== Segment start ==

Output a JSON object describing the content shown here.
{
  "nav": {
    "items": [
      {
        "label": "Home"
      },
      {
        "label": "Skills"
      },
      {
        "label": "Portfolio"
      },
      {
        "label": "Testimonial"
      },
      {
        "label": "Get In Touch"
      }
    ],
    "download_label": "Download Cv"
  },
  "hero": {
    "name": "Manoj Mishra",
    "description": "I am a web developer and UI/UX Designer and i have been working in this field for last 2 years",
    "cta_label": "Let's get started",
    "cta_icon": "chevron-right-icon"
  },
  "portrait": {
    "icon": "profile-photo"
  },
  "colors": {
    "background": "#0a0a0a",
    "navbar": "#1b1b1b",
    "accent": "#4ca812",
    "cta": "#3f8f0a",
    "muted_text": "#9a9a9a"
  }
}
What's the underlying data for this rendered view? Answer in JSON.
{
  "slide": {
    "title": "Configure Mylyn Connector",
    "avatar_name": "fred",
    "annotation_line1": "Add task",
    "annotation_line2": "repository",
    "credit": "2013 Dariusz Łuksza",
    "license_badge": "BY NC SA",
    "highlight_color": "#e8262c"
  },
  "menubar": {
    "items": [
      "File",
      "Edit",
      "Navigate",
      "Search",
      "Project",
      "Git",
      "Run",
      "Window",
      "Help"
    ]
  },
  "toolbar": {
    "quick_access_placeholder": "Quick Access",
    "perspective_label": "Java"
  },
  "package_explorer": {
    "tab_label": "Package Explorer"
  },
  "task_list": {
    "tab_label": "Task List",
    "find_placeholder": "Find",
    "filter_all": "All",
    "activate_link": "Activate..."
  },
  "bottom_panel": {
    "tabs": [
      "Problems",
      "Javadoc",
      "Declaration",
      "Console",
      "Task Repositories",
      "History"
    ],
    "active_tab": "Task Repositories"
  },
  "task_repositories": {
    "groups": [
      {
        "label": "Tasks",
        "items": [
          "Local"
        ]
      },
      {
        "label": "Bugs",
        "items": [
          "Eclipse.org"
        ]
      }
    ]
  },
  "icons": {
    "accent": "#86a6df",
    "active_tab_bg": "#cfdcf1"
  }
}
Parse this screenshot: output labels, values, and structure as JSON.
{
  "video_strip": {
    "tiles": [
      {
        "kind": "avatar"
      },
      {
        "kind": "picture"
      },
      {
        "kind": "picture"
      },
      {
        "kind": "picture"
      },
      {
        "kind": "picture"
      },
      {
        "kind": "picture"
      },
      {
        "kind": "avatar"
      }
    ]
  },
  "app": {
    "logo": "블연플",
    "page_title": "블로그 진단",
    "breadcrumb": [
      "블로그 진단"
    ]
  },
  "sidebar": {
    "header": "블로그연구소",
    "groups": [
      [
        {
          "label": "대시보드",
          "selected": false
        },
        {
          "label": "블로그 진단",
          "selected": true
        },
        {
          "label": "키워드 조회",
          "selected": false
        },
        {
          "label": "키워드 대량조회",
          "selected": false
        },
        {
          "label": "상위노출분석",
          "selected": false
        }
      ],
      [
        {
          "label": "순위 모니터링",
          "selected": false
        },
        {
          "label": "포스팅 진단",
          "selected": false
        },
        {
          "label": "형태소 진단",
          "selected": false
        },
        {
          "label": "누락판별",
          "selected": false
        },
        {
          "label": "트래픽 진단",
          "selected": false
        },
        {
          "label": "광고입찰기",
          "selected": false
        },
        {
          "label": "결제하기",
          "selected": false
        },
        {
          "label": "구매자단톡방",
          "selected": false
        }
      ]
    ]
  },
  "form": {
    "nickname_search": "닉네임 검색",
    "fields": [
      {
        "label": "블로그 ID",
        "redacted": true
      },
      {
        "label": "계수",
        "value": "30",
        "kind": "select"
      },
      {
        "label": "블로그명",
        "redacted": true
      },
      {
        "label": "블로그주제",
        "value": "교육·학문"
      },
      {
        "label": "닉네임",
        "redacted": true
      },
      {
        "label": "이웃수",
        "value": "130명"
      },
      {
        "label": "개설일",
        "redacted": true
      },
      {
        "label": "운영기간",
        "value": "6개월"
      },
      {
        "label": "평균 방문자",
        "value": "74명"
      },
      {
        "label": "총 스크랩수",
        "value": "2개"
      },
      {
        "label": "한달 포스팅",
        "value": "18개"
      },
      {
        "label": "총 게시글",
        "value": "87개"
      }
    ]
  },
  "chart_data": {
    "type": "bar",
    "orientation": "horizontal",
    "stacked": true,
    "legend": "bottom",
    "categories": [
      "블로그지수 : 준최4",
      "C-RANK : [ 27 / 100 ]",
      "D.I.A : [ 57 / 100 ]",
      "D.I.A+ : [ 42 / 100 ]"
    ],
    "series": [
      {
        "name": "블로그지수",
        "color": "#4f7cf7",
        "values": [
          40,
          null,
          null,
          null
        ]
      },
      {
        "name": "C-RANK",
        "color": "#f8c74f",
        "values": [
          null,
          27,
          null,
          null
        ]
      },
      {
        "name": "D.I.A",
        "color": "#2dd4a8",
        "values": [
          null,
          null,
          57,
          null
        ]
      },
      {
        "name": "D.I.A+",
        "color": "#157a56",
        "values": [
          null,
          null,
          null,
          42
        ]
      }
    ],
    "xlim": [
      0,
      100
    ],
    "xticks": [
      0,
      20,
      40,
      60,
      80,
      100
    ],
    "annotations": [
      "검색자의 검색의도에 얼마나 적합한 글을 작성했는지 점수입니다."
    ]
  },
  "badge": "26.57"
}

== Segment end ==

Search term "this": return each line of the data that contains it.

    "description": "I am a web developer and UI/UX Designer and i have been working in this field for last 2 years",
What's the underlying data for this rendered view? Answer in JSON.
Parse this screenshot: output labels, values, and structure as JSON.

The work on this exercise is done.